  • identifying when an iwi or hapū may be considered an affected party by the council

  • identifying preferred methods of engagement and participation with tangata whenua

  • outlining the information and assistance required by the iwi or hapū in order to consider a proposal

  • identifying general issues of interest to tangata whenua and any particular sites or resources of importance

  • identifying areas where certain activities may or may not be supported by the iwi or hapū

  • guidance in assessing potential environmental effects of particular activities, including whether or not a cultural impact assessment may be beneficial for the application (see Frequently Asked Questions on Cultural Impact Assessments ).

For councils in assessing applications for resource consent , IMPs provide a useful starting point for consultation and engagement to:

  • identify the relevant iwi/hapū within the area subject to the application

  • help identify whether or not the iwi/hapū may be an affected person; that is, whether the iwi/hapū is 'affected in a manner different from the public generally' (see To Notify or Not to Notify? That is the Question for more information on identifying affected persons)

  • provide a starting point for understanding potential effects of a proposed activity on Māori cultural values when considering an application for resource consent (section 88)

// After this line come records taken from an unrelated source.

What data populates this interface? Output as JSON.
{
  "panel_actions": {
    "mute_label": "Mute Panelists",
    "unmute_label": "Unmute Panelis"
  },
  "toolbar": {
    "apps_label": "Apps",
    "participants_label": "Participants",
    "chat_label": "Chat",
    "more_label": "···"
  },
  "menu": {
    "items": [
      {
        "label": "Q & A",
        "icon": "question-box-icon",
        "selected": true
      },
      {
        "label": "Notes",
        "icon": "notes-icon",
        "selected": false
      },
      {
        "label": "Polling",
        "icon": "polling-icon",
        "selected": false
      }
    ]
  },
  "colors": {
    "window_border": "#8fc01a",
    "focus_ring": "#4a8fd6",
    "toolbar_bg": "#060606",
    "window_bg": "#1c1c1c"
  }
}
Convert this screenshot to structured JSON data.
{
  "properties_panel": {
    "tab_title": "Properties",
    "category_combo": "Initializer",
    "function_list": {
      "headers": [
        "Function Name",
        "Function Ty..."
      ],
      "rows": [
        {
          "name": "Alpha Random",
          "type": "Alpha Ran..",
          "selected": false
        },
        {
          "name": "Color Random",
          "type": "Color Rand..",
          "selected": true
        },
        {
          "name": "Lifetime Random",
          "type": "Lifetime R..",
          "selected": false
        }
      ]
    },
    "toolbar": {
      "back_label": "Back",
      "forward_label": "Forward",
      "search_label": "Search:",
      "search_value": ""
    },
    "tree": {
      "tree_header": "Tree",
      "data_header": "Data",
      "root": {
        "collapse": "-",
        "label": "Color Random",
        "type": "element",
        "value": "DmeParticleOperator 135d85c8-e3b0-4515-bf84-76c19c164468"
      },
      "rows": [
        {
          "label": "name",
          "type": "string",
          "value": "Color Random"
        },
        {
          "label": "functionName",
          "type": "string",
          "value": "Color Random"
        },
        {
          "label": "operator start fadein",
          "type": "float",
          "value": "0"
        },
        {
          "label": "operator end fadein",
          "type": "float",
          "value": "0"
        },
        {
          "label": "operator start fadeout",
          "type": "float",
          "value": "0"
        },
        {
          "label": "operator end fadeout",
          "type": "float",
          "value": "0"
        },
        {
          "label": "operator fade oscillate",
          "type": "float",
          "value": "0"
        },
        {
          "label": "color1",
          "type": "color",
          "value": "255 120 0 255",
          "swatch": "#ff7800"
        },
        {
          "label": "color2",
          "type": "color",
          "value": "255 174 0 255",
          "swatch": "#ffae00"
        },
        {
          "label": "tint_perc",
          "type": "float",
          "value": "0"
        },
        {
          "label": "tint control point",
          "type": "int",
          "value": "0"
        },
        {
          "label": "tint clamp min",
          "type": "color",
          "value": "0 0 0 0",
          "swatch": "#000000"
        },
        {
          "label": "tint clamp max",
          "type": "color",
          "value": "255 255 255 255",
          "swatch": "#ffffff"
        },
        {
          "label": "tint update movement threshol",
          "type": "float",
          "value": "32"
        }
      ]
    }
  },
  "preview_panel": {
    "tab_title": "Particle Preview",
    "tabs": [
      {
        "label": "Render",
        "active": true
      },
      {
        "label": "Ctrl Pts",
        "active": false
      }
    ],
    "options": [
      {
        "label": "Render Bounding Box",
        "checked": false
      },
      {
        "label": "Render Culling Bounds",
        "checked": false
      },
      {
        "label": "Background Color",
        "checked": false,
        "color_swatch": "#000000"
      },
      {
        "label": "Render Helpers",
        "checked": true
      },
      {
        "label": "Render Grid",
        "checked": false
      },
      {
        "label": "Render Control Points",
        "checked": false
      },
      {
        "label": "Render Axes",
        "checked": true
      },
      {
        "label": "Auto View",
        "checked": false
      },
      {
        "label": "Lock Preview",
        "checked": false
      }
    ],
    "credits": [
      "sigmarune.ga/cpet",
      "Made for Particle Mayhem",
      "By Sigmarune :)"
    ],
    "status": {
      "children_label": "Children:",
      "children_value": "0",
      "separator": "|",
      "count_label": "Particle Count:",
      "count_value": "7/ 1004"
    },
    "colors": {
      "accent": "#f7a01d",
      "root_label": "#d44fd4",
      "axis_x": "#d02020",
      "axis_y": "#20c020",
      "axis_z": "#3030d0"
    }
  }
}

  • identify where further information, in the form of a cultural impact assessment, may be desirable

  • address resource management matters considered important to iwi/hapū that need to be accorded appropriate weight under section 104.

There may be some information that iwi/hapū decide not to include in IMP. One of the challenges in preparing IMPs relates to the disclosure of sensitive information, such as the location of wāhi tapu. Therefore even if there is an IMP in the region/district, consultation with tangata whenua may still be necessary to fully identify issues and assess effects.

While IMPs help facilitate resource management processes for councils and applicants for resource consent, they are not a substitute for face-to-face consultation and engagement.